Written by Don Byrd
Last week, the New York Police Department announced new rules to accommodate officers whose faith conflicts with policies prohibiting beards or head coverings. The previous policy was a barrier to many Sikh adherents, who traditionally wear their hair in a turban.
The NYTimes has more:
Under the revised policy, Commissioner James P. O’Neill said on Wednesday, officers who are granted a religious accommodation from the department’s Equal Employment Opportunity Office will be allowed to have beards that extend up to one-half inch from the face. The officers may also wear turbans — with a hat shield it affixed to it — in place of the traditional police cap.
“We’re making this change to make sure that we allow everybody in New York City that wants to apply and have the opportunity to work in the greatest police department in the nation, to make sure we give them that opportunity,” the commissioner said.
Religious accommodation in the workplace is an important component of our religious freedom. While traditional grooming and attire rules may have their place in a law enforcement setting, so too is the basic principle that no American should have to choose unnecessarily between their faith and their livelihood, or between the requirements of their religion and the opportunity to serve their community in public service.

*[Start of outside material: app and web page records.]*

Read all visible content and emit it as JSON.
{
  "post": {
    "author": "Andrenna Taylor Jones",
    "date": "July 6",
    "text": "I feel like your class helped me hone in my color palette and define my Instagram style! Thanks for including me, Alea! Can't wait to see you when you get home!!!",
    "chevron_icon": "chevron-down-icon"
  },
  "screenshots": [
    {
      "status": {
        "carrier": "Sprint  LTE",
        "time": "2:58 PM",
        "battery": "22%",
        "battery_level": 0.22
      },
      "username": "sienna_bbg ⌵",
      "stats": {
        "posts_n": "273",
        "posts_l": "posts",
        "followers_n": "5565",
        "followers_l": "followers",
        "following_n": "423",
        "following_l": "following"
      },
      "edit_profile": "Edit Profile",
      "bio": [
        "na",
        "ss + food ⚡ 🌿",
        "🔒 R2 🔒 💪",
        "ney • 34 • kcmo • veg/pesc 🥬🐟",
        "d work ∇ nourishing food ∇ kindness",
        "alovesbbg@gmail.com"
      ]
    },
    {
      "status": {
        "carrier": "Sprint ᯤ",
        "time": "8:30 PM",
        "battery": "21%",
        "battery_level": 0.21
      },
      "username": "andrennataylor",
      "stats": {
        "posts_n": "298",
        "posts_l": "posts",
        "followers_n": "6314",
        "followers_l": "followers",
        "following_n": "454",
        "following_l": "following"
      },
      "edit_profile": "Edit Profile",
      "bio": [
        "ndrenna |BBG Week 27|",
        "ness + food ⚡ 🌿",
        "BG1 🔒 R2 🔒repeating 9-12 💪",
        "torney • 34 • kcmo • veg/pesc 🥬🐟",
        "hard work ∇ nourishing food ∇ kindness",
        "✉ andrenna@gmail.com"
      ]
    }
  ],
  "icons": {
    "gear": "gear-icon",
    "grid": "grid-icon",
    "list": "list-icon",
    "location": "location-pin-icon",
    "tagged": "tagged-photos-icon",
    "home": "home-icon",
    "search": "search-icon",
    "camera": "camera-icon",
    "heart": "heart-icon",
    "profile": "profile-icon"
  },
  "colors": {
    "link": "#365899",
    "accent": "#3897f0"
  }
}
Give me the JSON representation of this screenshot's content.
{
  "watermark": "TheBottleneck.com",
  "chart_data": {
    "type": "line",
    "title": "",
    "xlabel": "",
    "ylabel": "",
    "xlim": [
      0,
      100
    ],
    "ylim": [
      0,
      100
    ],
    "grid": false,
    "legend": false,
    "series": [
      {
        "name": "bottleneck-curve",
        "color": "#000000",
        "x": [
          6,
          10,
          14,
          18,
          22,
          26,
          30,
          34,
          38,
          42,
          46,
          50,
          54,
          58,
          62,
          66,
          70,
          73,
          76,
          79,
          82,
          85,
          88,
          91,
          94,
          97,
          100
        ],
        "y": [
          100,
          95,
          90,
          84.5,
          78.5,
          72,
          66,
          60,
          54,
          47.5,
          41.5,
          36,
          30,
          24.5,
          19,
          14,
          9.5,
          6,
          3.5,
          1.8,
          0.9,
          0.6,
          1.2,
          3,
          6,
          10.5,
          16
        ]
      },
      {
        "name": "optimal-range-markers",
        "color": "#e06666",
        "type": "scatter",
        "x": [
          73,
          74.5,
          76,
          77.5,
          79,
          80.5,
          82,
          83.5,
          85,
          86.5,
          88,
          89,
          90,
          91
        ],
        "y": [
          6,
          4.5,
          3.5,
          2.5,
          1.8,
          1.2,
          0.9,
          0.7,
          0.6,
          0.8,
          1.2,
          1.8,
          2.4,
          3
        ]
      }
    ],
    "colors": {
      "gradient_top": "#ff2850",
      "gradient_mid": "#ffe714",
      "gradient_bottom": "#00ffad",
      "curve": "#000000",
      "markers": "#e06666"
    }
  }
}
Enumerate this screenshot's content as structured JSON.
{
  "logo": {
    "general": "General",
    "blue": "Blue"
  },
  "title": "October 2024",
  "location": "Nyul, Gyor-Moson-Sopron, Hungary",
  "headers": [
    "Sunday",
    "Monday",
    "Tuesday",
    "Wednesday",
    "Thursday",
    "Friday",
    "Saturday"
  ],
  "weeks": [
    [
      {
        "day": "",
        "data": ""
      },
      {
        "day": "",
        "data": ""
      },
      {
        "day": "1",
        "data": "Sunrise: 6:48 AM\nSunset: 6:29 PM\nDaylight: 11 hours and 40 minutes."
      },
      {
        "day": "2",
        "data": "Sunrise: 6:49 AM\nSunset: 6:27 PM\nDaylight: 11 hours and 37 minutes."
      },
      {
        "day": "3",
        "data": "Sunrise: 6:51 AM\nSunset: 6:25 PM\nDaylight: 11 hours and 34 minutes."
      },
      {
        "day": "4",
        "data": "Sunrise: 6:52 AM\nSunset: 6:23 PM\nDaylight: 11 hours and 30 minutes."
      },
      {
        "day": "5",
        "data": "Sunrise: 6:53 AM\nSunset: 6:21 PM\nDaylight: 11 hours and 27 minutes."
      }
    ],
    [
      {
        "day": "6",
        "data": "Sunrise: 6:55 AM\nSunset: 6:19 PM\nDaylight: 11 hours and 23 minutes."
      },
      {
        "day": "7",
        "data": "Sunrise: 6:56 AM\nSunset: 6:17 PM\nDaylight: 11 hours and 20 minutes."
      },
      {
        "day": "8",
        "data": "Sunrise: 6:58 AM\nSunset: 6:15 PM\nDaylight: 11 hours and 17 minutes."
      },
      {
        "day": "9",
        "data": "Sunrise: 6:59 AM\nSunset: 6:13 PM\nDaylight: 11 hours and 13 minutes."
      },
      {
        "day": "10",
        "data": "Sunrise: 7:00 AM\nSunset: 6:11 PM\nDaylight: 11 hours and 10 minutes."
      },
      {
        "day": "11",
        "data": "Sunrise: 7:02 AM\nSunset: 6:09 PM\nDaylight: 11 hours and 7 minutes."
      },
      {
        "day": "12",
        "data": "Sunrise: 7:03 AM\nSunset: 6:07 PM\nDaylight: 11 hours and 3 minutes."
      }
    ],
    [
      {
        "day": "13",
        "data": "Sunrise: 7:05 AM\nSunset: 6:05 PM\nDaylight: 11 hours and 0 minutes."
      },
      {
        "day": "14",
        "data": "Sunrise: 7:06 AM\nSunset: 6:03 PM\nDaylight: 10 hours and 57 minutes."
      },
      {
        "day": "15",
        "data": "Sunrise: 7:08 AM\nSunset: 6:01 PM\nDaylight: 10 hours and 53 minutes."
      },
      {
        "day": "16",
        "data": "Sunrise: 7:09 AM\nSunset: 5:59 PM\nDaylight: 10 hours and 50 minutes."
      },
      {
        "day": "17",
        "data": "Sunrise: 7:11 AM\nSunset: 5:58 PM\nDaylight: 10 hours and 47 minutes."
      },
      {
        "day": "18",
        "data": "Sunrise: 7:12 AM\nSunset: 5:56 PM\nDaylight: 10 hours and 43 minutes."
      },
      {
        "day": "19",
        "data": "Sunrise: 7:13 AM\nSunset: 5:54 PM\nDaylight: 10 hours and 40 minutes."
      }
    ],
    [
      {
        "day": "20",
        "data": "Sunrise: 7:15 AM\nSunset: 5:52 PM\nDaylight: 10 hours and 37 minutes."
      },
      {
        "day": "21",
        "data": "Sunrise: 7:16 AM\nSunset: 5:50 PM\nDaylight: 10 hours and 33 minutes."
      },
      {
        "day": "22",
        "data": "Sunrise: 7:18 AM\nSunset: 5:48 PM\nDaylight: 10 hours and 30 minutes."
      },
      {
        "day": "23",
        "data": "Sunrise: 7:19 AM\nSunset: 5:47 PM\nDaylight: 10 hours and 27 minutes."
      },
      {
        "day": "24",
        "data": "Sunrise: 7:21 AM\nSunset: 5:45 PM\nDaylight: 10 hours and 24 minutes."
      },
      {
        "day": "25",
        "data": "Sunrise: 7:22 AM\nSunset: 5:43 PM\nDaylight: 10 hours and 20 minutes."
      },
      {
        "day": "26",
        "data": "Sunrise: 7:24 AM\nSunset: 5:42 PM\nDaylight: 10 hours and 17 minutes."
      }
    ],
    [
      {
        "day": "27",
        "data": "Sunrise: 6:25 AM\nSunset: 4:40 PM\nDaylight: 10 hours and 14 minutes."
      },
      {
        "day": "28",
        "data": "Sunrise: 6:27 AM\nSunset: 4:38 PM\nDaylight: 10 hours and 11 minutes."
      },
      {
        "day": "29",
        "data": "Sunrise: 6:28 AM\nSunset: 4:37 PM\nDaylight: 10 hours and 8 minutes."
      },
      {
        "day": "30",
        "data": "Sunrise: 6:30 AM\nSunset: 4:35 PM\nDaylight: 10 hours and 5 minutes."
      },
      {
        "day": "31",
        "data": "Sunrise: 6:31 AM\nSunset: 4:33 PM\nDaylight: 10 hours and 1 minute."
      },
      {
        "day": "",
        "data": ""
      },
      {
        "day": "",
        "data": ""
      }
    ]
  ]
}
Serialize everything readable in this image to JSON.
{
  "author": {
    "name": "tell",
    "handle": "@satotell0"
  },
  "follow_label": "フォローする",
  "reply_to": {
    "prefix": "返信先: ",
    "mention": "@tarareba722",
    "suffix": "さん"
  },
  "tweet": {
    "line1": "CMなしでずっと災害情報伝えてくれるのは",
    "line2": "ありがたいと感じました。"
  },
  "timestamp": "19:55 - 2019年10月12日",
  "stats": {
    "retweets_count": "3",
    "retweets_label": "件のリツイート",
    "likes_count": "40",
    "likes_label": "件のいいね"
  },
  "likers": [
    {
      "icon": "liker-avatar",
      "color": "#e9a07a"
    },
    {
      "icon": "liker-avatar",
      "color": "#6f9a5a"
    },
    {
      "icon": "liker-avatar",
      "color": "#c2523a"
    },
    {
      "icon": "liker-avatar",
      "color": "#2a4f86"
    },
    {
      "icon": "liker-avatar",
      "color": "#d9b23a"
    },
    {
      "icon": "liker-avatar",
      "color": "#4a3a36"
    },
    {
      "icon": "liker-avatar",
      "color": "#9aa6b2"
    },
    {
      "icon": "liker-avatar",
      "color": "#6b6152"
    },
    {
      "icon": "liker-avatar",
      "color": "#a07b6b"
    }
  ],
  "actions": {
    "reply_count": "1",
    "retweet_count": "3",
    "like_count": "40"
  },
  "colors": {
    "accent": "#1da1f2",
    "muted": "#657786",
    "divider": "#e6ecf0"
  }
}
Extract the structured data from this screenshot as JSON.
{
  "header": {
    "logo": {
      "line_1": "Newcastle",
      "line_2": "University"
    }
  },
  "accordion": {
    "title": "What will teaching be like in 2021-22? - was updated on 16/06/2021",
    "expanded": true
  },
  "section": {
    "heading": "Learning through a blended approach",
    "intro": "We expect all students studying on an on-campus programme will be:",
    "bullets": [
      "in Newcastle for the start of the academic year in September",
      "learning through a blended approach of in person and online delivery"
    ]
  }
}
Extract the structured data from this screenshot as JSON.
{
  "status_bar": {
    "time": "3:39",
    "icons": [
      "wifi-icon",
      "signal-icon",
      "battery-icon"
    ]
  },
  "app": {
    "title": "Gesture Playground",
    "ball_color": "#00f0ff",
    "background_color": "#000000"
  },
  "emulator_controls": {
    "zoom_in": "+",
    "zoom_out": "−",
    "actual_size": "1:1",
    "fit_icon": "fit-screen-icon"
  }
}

If a short beard and a turban do not conflict with carrying out the duties of a police officer, then a rule accommodating those religious needs is appropriate. Kudos to the NYPD for making this change, and to the Sikh and Muslim advocates who have been determined in this effort.